Satisfying, even if it is too sweet for me...
Oooh. just got a big sweet hit. I have to say that the aftertaste is a little too sickly sweet and in this respect it does kill the apple flavour a bit too much.
Overall, this cider clearly wasnt made with someone like me in mind. However, it is a pretty good cider despite this and made with care enough to ensure that its character comes before its sweetness.
Very good 78/100 for an English cider that is as good as many French cidres!
Tuesday, 5 July 2011
Another cider from Eu - a northern Normandy town pretty much right on the coast. Its a lovely place, with a great market that just seems to spread out all over the place. This came from a little shop though - not from the market. It looked like it fit all the criteria - an artisanal product, cidre fermier (farm cidre), and two bottles for just under a tenner (so not the cheap stuff!).
This cidre comes out as a beautiful golden drink with reasonably light carbonation (considering its other French counterparts!). However, its not an 'all then nothing' carbonation - it gently fizzes and pops away to itself in the background.
Shoving my nose in the glass (and being careful not to get it wet!), there is the bittersweet aroma found in many French cidres. This is something I am getting used to - to me it reflects the fact that they are (after all) heavily governed about what can go in as much as how they produce their cidre. Well, if they want a stamp of approval they are anyway. This produces a fairly consistent profile across each region.
I am not entirely convinced that is a good thing... though there are some benefits. However, I certainly wouldn't expect PGI to be as restrictive in the UK.

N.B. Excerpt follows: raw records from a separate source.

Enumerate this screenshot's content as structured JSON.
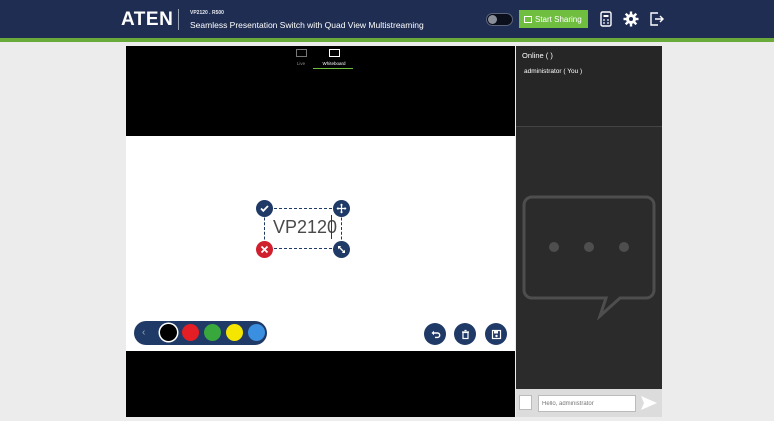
{
  "header": {
    "logo": "ATEN",
    "model": "VP2120 . R500",
    "product": "Seamless Presentation Switch with Quad View Multistreaming",
    "share_label": "Start Sharing",
    "icons": [
      "remote-icon",
      "gear-icon",
      "logout-icon"
    ]
  },
  "modes": {
    "live": "Live",
    "whiteboard": "Whiteboard",
    "active": "Whiteboard"
  },
  "whiteboard": {
    "text_value": "VP2120"
  },
  "palette": {
    "colors": [
      "#000000",
      "#e31e24",
      "#38a83c",
      "#f5e600",
      "#3b8fe0"
    ],
    "selected": "#000000"
  },
  "tools": [
    "undo-icon",
    "trash-icon",
    "save-icon"
  ],
  "panel": {
    "online_title": "Online ( )",
    "online_user": "administrator ( You )",
    "chat_placeholder": "Hello, administrator"
  },
  "colors": {
    "header_bg": "#1f2d52",
    "accent_green": "#6fbe3f",
    "handle_blue": "#1f3a66",
    "handle_red": "#d0202e"
  }
}
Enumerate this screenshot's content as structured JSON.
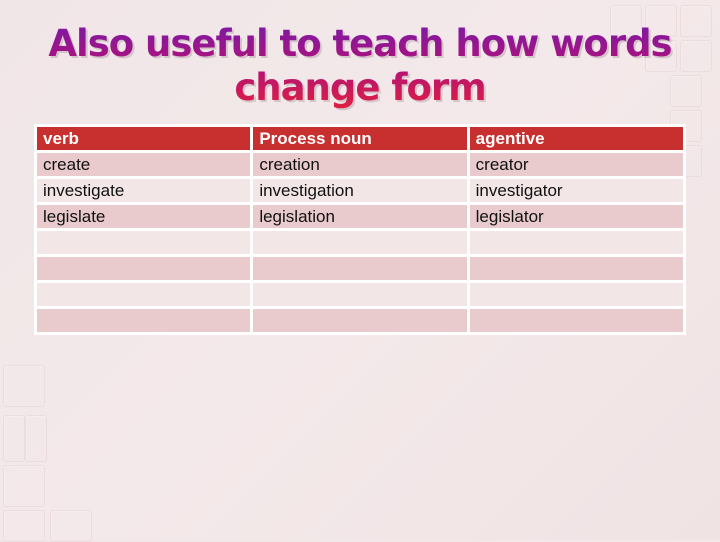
{
  "slide": {
    "title": "Also useful to teach how words change form",
    "title_lines": [
      "Also useful to teach how words",
      "change form"
    ],
    "colors": {
      "header_bg": "#c8302f",
      "row_odd_bg": "#e9cbcd",
      "row_even_bg": "#f3e6e7",
      "title_gradient_top": "#7a1aa6",
      "title_gradient_bottom": "#e0203f"
    }
  },
  "table": {
    "headers": [
      "verb",
      "Process noun",
      "agentive"
    ],
    "rows": [
      [
        "create",
        "creation",
        "creator"
      ],
      [
        "investigate",
        "investigation",
        "investigator"
      ],
      [
        "legislate",
        "legislation",
        "legislator"
      ],
      [
        "",
        "",
        ""
      ],
      [
        "",
        "",
        ""
      ],
      [
        "",
        "",
        ""
      ],
      [
        "",
        "",
        ""
      ]
    ]
  }
}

On taste, it is incredibly sweet... possibly a little too sweet for me, although the balance and flavour do come through (mainly on the aftertaste) and are a mellow cidery (if a tiny bit thin on the ground). However, it was a shame to have to work my way through the sweetness to find the character below it. How I wish the taste for cider would develop and people be less accepting of blindly sweet ciders and after something a little more complex!
I like it. Not as much as other French cidres but more than many. Asides the sweetness, I am a little worried it has been filtered too much, given its brightness and the loss of girth to its flavour. Which just goes to show that all the labels and guidance you get in purchasing a product may not always pay. On the whole though, lets just say its nice if you have a sweet tooth!

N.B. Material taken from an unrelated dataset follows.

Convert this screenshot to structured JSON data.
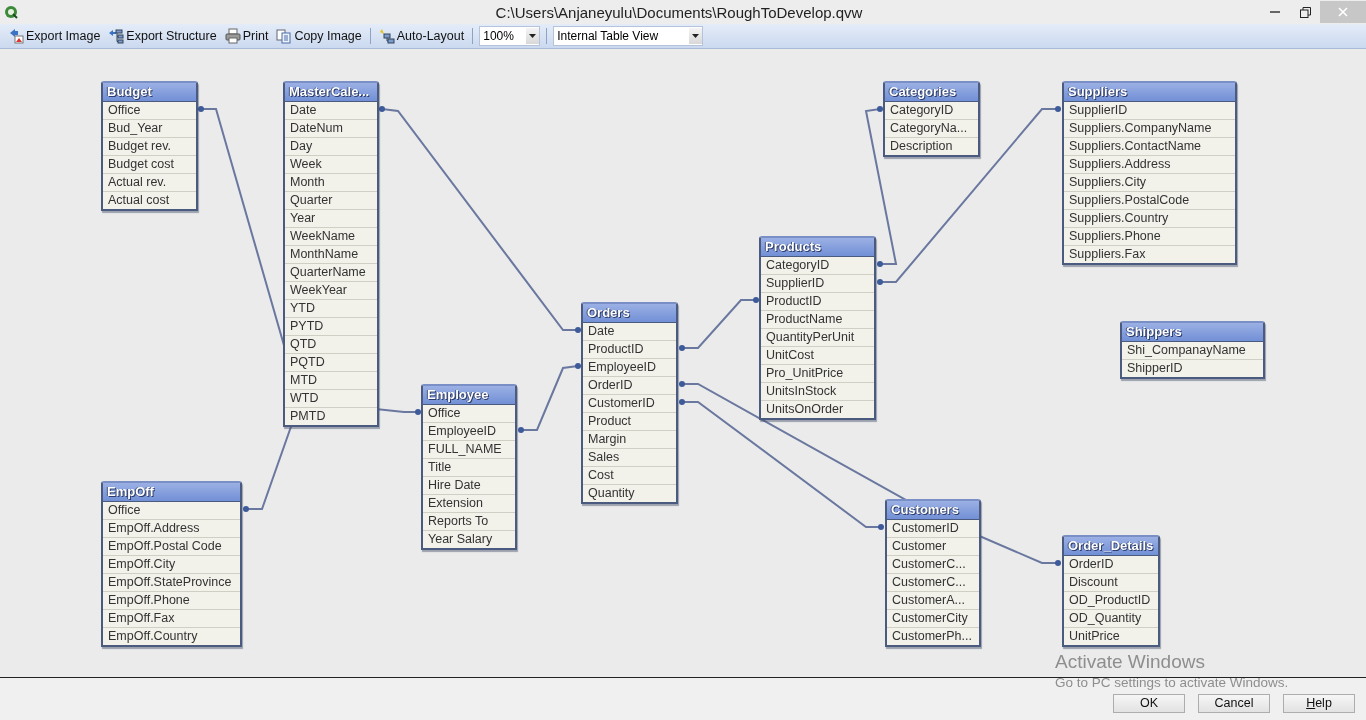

Saturday, 2 July 2011
No, I haven't been back to France... I brought some back with me with the idea of dipping into them from time to time.

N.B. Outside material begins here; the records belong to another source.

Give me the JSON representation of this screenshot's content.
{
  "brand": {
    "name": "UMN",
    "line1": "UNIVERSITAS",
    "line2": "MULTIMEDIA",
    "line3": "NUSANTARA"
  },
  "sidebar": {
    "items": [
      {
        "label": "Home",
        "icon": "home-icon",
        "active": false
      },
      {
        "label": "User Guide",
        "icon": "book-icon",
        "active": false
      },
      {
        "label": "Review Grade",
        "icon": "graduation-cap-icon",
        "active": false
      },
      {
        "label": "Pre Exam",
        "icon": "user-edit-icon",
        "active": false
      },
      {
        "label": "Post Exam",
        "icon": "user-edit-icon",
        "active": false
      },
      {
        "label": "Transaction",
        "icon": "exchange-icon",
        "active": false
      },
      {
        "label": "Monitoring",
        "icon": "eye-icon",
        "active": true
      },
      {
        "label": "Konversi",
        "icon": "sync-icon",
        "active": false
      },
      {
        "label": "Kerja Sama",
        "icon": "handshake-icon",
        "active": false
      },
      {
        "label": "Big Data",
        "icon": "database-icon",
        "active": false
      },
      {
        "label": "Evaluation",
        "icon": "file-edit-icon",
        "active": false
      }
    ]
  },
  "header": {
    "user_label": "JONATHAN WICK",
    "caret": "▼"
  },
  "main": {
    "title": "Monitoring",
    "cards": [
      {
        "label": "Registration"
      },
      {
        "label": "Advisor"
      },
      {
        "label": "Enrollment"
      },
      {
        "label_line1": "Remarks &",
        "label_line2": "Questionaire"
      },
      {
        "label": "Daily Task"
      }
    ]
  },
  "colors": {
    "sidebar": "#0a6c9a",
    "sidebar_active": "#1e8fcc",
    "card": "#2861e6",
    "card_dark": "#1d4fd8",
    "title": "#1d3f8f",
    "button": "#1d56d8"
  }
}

This one was bought for me from a decent hyper marche. Having said previously that this is not the ideal place to buy cidre, this one carries the AOC label - a sign that what is in the bottle should be good... or at least as consistantly bad as everything else in that given area:-)
Being a 'Brut', means that it is about 4.5%, and has been produced in the 'bouche' style - similar to other ciders/cidres that have been keeved. It has a nice layer of sediment too, which is another good sign that it hasn't been filtered to death/
The cork didn't want to come out of the bottle at first, although it did with a good pop finally (I was getting worried it had gone flat). The cidre itself is a nice golden colour with a good fizz (generally that is what you want from French Cidre).What nose it has israther pleasant... just a bit too faint really. However, the cider is a nicely blended mixture of tannin and acid - although its rather too sweet for me and tastes just a little syruppy. The aftertaste is short too, although what there is of it is nicely cidery.
For me, this seems a little too manufactured. Its not horrible by any stretch...and I believe that the French manufactured ciders taste worse than the English ones - though maybe that is just cultural. But in all honesty its not the best French cidre I have tasted - even though its AOC.
It scored 65/100 which, for me, was fair.